Items from an interface collection
● ● ● ● ● ● ●
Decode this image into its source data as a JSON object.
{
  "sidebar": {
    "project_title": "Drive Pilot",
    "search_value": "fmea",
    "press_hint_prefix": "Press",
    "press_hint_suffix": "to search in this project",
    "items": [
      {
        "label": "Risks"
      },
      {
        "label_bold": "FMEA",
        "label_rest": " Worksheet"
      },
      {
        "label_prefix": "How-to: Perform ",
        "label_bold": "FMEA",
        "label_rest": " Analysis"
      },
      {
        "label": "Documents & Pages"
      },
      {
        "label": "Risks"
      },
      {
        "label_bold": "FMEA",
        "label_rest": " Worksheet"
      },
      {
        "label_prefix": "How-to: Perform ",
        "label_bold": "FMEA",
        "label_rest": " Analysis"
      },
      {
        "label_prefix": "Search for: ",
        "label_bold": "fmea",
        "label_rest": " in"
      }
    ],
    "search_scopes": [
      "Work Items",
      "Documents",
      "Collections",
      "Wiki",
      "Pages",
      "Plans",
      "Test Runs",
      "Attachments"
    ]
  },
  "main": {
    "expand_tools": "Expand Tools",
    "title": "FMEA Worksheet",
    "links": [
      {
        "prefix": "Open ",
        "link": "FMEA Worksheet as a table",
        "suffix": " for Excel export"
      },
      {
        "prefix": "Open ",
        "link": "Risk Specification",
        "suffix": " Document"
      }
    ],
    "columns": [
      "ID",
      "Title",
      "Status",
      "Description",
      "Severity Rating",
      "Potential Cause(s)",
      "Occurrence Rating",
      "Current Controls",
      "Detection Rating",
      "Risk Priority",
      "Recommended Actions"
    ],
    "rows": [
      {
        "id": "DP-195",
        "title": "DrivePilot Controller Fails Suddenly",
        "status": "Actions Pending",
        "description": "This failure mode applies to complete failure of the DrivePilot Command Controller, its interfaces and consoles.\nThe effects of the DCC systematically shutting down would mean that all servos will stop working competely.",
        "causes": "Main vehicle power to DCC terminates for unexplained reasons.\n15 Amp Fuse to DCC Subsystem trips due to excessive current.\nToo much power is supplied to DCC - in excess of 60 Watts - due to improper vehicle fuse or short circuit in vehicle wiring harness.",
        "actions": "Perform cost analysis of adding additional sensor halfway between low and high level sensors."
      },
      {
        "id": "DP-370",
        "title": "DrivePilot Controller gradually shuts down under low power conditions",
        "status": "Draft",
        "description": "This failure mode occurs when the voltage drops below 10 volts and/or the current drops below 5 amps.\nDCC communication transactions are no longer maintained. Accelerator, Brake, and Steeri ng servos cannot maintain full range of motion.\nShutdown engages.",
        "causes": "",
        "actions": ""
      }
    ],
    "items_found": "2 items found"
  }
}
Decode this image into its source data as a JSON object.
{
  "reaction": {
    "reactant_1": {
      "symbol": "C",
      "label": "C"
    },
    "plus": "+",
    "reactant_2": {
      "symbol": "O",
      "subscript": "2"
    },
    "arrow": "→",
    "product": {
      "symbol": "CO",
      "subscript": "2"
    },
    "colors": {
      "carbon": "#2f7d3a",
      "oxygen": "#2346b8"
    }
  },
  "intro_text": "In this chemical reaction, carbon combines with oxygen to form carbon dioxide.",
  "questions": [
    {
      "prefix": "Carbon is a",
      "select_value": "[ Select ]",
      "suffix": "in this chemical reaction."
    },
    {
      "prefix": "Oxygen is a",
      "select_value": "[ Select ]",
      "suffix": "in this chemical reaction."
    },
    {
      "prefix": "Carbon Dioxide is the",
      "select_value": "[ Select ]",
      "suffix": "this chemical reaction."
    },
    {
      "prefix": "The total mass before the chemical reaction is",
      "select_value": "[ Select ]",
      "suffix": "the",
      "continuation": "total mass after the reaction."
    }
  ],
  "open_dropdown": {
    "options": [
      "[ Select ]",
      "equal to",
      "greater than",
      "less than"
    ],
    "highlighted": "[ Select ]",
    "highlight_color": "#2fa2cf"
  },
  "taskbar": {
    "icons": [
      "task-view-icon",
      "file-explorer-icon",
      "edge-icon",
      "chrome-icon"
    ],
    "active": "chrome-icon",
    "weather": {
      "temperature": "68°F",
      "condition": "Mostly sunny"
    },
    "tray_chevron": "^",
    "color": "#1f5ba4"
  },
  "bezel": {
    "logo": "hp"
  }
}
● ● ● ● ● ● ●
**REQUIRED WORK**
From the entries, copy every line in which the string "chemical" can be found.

**SOLUTION FOR THIS EXERCISE**
  "intro_text": "In this chemical reaction, carbon combines with oxygen to form carbon dioxide.",
      "suffix": "in this chemical reaction."
      "suffix": "in this chemical reaction."
      "suffix": "this chemical reaction."
      "prefix": "The total mass before the chemical reaction is",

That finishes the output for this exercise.